**** Data provided ****

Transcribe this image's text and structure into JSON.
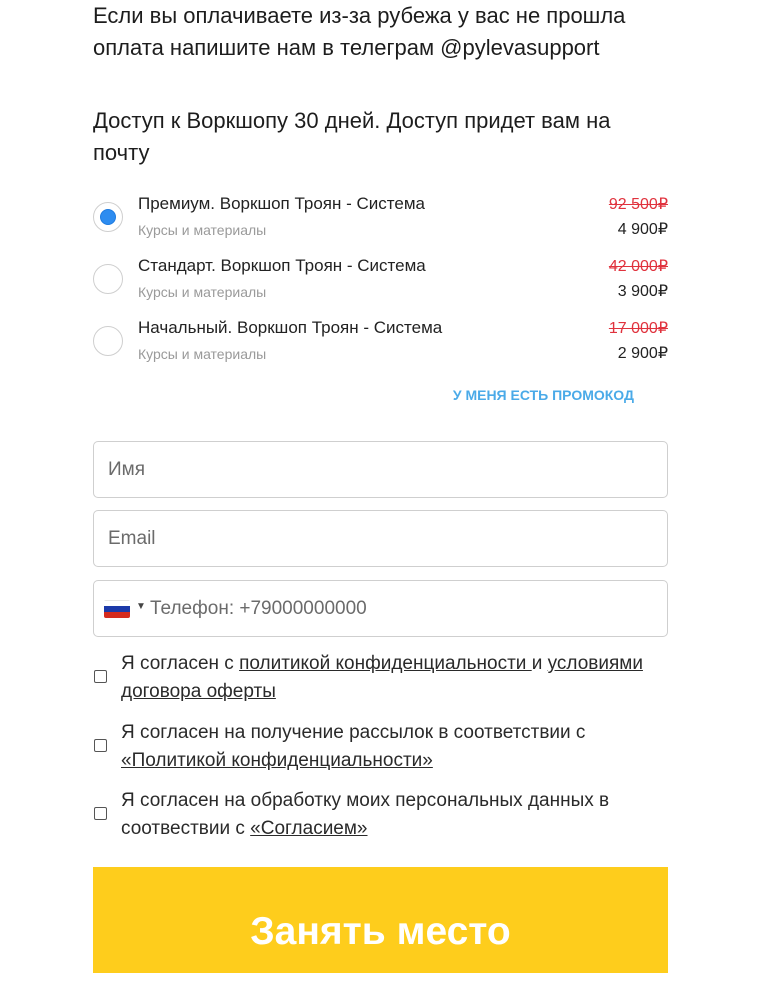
{
  "intro_text": "Если вы оплачиваете из-за рубежа у вас не прошла оплата напишите нам в телеграм @pylevasupport",
  "access_text": "Доступ к Воркшопу 30 дней. Доступ придет вам на почту",
  "plans": [
    {
      "title": "Премиум. Воркшоп Троян - Система",
      "subtitle": "Курсы и материалы",
      "old_price": "92 500₽",
      "price": "4 900₽",
      "selected": true
    },
    {
      "title": "Стандарт. Воркшоп Троян - Система",
      "subtitle": "Курсы и материалы",
      "old_price": "42 000₽",
      "price": "3 900₽",
      "selected": false
    },
    {
      "title": "Начальный. Воркшоп Троян - Система",
      "subtitle": "Курсы и материалы",
      "old_price": "17 000₽",
      "price": "2 900₽",
      "selected": false
    }
  ],
  "promo_label": "У меня есть промокод",
  "form": {
    "name_placeholder": "Имя",
    "email_placeholder": "Email",
    "phone_placeholder": "Телефон: +79000000000",
    "phone_country_icon": "russia-flag-icon"
  },
  "consents": {
    "privacy": {
      "prefix": "Я согласен с ",
      "link1": "политикой конфиденциальности ",
      "middle": "и ",
      "link2": "условиями договора оферты"
    },
    "mailing": {
      "prefix": "Я согласен на получение рассылок в соответствии с ",
      "link": "«Политикой конфиденциальности»"
    },
    "personal_data": {
      "prefix": "Я согласен на обработку моих персональных данных в соотвествии с ",
      "link": "«Согласием»"
    }
  },
  "submit_label": "Занять место",
  "colors": {
    "accent_yellow": "#fecd1c",
    "radio_blue": "#2d8cf0",
    "promo_blue": "#4aaae8",
    "old_price_red": "#e0323d"
  }
}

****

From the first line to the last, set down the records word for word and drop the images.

> Output of the task:
Transcribe this image's text and structure into JSON.
{
  "intro_text": "Если вы оплачиваете из-за рубежа у вас не прошла оплата напишите нам в телеграм @pylevasupport",
  "access_text": "Доступ к Воркшопу 30 дней. Доступ придет вам на почту",
  "plans": [
    {
      "title": "Премиум. Воркшоп Троян - Система",
      "subtitle": "Курсы и материалы",
      "old_price": "92 500₽",
      "price": "4 900₽",
      "selected": true
    },
    {
      "title": "Стандарт. Воркшоп Троян - Система",
      "subtitle": "Курсы и материалы",
      "old_price": "42 000₽",
      "price": "3 900₽",
      "selected": false
    },
    {
      "title": "Начальный. Воркшоп Троян - Система",
      "subtitle": "Курсы и материалы",
      "old_price": "17 000₽",
      "price": "2 900₽",
      "selected": false
    }
  ],
  "promo_label": "У меня есть промокод",
  "form": {
    "name_placeholder": "Имя",
    "email_placeholder": "Email",
    "phone_placeholder": "Телефон: +79000000000",
    "phone_country_icon": "russia-flag-icon"
  },
  "consents": {
    "privacy": {
      "prefix": "Я согласен с ",
      "link1": "политикой конфиденциальности ",
      "middle": "и ",
      "link2": "условиями договора оферты"
    },
    "mailing": {
      "prefix": "Я согласен на получение рассылок в соответствии с ",
      "link": "«Политикой конфиденциальности»"
    },
    "personal_data": {
      "prefix": "Я согласен на обработку моих персональных данных в соотвествии с ",
      "link": "«Согласием»"
    }
  },
  "submit_label": "Занять место",
  "colors": {
    "accent_yellow": "#fecd1c",
    "radio_blue": "#2d8cf0",
    "promo_blue": "#4aaae8",
    "old_price_red": "#e0323d"
  }
}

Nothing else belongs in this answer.